Instructions for the task:
Your response should reproduce every line of the entries that contains the word "time".
#####
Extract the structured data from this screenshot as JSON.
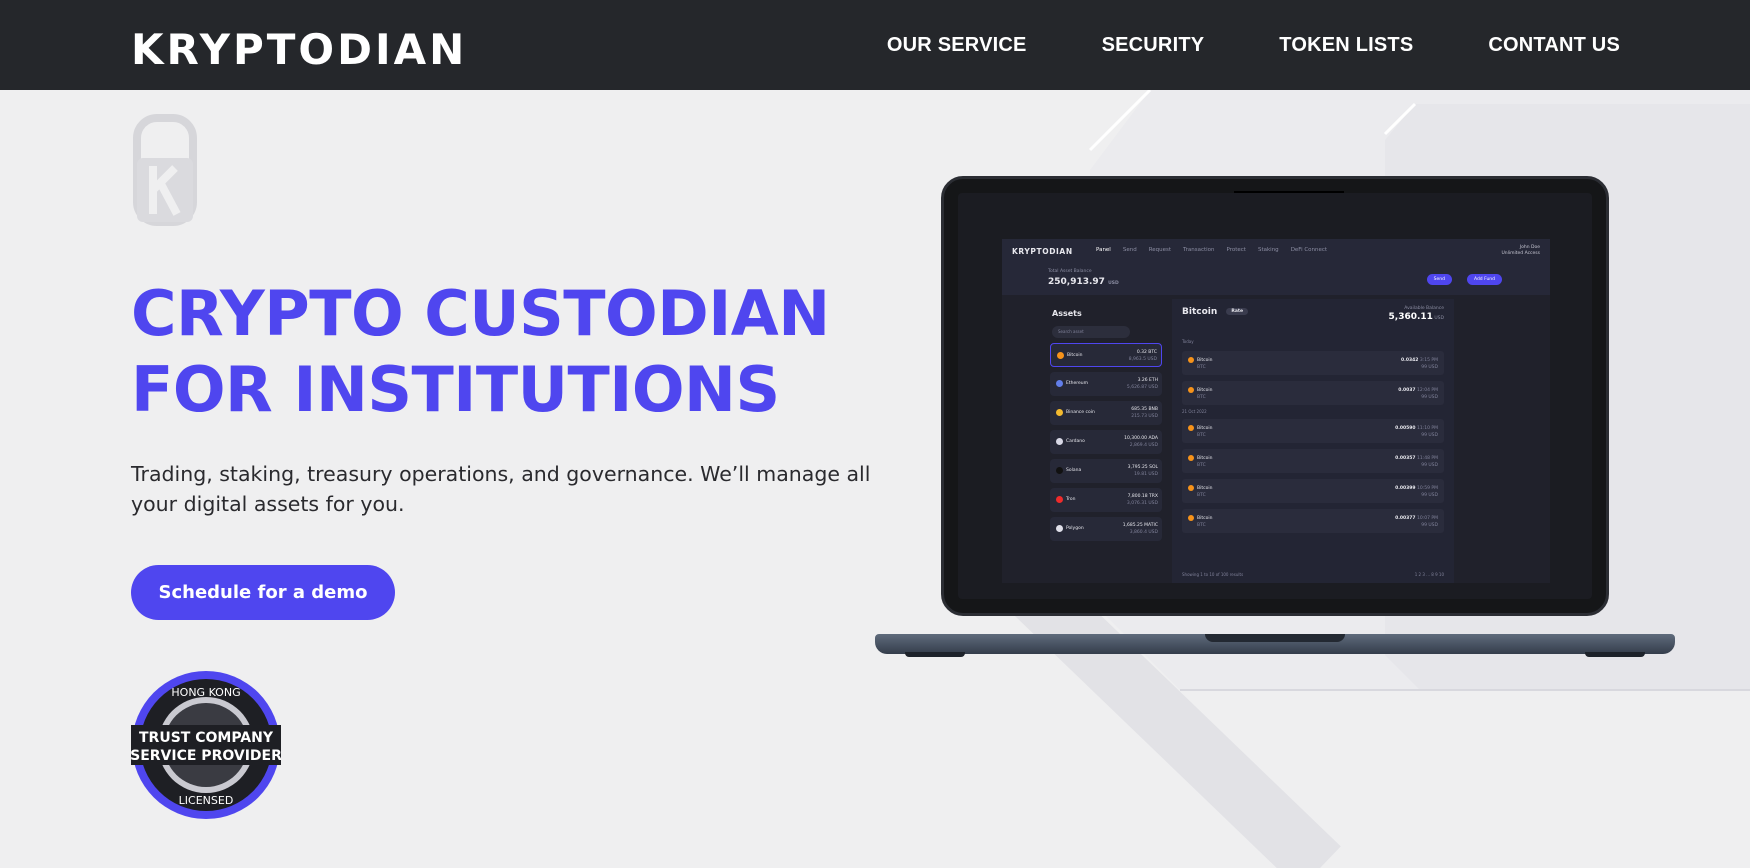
{
  "brand": {
    "logo_text": "KRYPTODIAN",
    "accent": "#4f46ef",
    "header_bg": "#25272b"
  },
  "nav": {
    "items": [
      {
        "label": "OUR SERVICE"
      },
      {
        "label": "SECURITY"
      },
      {
        "label": "TOKEN LISTS"
      },
      {
        "label": "CONTANT US"
      }
    ]
  },
  "hero": {
    "title_line1": "CRYPTO CUSTODIAN",
    "title_line2": "FOR INSTITUTIONS",
    "subtitle": "Trading, staking, treasury operations, and governance. We’ll manage all your digital assets for you.",
    "cta_label": "Schedule for a demo"
  },
  "badge": {
    "top_text": "HONG KONG",
    "line1": "TRUST COMPANY",
    "line2": "SERVICE PROVIDER",
    "bottom_text": "LICENSED"
  },
  "laptop_app": {
    "logo": "KRYPTODIAN",
    "tabs": [
      "Panel",
      "Send",
      "Request",
      "Transaction",
      "Protect",
      "Staking",
      "DeFi Connect"
    ],
    "user_name": "John Doe",
    "user_role": "Unlimited Access",
    "balance_label": "Total Asset Balance",
    "balance_value": "250,913.97",
    "balance_unit": "USD",
    "send_label": "Send",
    "add_fund_label": "Add Fund",
    "assets_title": "Assets",
    "search_placeholder": "Search asset",
    "assets": [
      {
        "name": "Bitcoin",
        "amount": "0.32 BTC",
        "usd": "8,963.5 USD",
        "color": "#f7931a"
      },
      {
        "name": "Ethereum",
        "amount": "3.26 ETH",
        "usd": "5,626.87 USD",
        "color": "#627eea"
      },
      {
        "name": "Binance coin",
        "amount": "685.35 BNB",
        "usd": "215.73 USD",
        "color": "#f3ba2f"
      },
      {
        "name": "Cardano",
        "amount": "10,300.00 ADA",
        "usd": "2,869.4 USD",
        "color": "#d8d8e6"
      },
      {
        "name": "Solana",
        "amount": "3,795.25 SOL",
        "usd": "19.81 USD",
        "color": "#111111"
      },
      {
        "name": "Tron",
        "amount": "7,800.18 TRX",
        "usd": "3,076.31 USD",
        "color": "#ef2b2b"
      },
      {
        "name": "Polygon",
        "amount": "1,685.25 MATIC",
        "usd": "3,860.4 USD",
        "color": "#e0e0ea"
      }
    ],
    "detail_title": "Bitcoin",
    "detail_tag": "Rate",
    "available_label": "Available Balance",
    "available_value": "5,360.11",
    "available_unit": "USD",
    "group_today": "Today",
    "group_date": "21 Oct 2022",
    "transactions": [
      {
        "name": "Bitcoin",
        "sub": "BTC",
        "amount": "0.0342",
        "time": "3:15 PM",
        "usd": "99 USD"
      },
      {
        "name": "Bitcoin",
        "sub": "BTC",
        "amount": "0.0037",
        "time": "12:04 PM",
        "usd": "99 USD"
      },
      {
        "name": "Bitcoin",
        "sub": "BTC",
        "amount": "0.00590",
        "time": "11:10 PM",
        "usd": "99 USD"
      },
      {
        "name": "Bitcoin",
        "sub": "BTC",
        "amount": "0.00357",
        "time": "11:48 PM",
        "usd": "99 USD"
      },
      {
        "name": "Bitcoin",
        "sub": "BTC",
        "amount": "0.00399",
        "time": "10:59 PM",
        "usd": "99 USD"
      },
      {
        "name": "Bitcoin",
        "sub": "BTC",
        "amount": "0.00377",
        "time": "10:07 PM",
        "usd": "99 USD"
      }
    ],
    "pager_text": "Showing 1 to 10 of 100 results",
    "pages": "1 2 3 ... 8 9 10"
  }
}
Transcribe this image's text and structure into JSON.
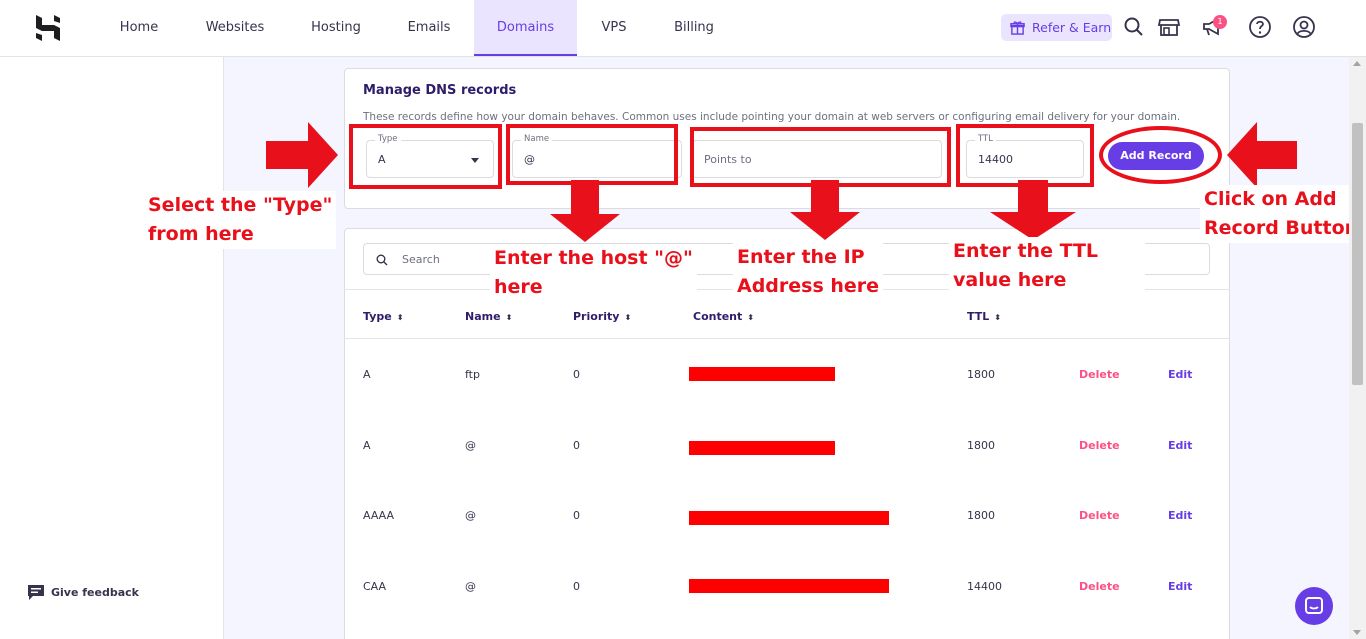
{
  "nav": {
    "items": [
      {
        "label": "Home"
      },
      {
        "label": "Websites"
      },
      {
        "label": "Hosting"
      },
      {
        "label": "Emails"
      },
      {
        "label": "Domains",
        "active": true
      },
      {
        "label": "VPS"
      },
      {
        "label": "Billing"
      }
    ],
    "refer_label": "Refer & Earn",
    "notification_count": "1",
    "icons": [
      "search-icon",
      "store-icon",
      "megaphone-icon",
      "help-icon",
      "account-icon"
    ]
  },
  "sidebar": {
    "feedback_label": "Give feedback"
  },
  "dns": {
    "title": "Manage DNS records",
    "description": "These records define how your domain behaves. Common uses include pointing your domain at web servers or configuring email delivery for your domain.",
    "type_label": "Type",
    "type_value": "A",
    "name_label": "Name",
    "name_value": "@",
    "points_to_placeholder": "Points to",
    "ttl_label": "TTL",
    "ttl_value": "14400",
    "add_button": "Add Record"
  },
  "table": {
    "search_placeholder": "Search",
    "columns": [
      "Type",
      "Name",
      "Priority",
      "Content",
      "TTL"
    ],
    "delete_label": "Delete",
    "edit_label": "Edit",
    "rows": [
      {
        "type": "A",
        "name": "ftp",
        "priority": "0",
        "ttl": "1800"
      },
      {
        "type": "A",
        "name": "@",
        "priority": "0",
        "ttl": "1800"
      },
      {
        "type": "AAAA",
        "name": "@",
        "priority": "0",
        "ttl": "1800"
      },
      {
        "type": "CAA",
        "name": "@",
        "priority": "0",
        "ttl": "14400"
      }
    ]
  },
  "annotations": {
    "select_type": [
      "Select the \"Type\"",
      "from here"
    ],
    "enter_host": [
      "Enter the host \"@\"",
      "here"
    ],
    "enter_ip": [
      "Enter the IP",
      "Address here"
    ],
    "enter_ttl": [
      "Enter the TTL",
      "value here"
    ],
    "click_add": [
      "Click on Add",
      "Record Button"
    ]
  },
  "colors": {
    "accent": "#673de6",
    "accent_light": "#ebe4ff",
    "danger": "#fc5185",
    "annotation": "#e8101b"
  }
}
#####
Written reply:
        "time": "3:15 PM",
        "time": "12:04 PM",
        "time": "11:10 PM",
        "time": "11:48 PM",
        "time": "10:59 PM",
        "time": "10:07 PM",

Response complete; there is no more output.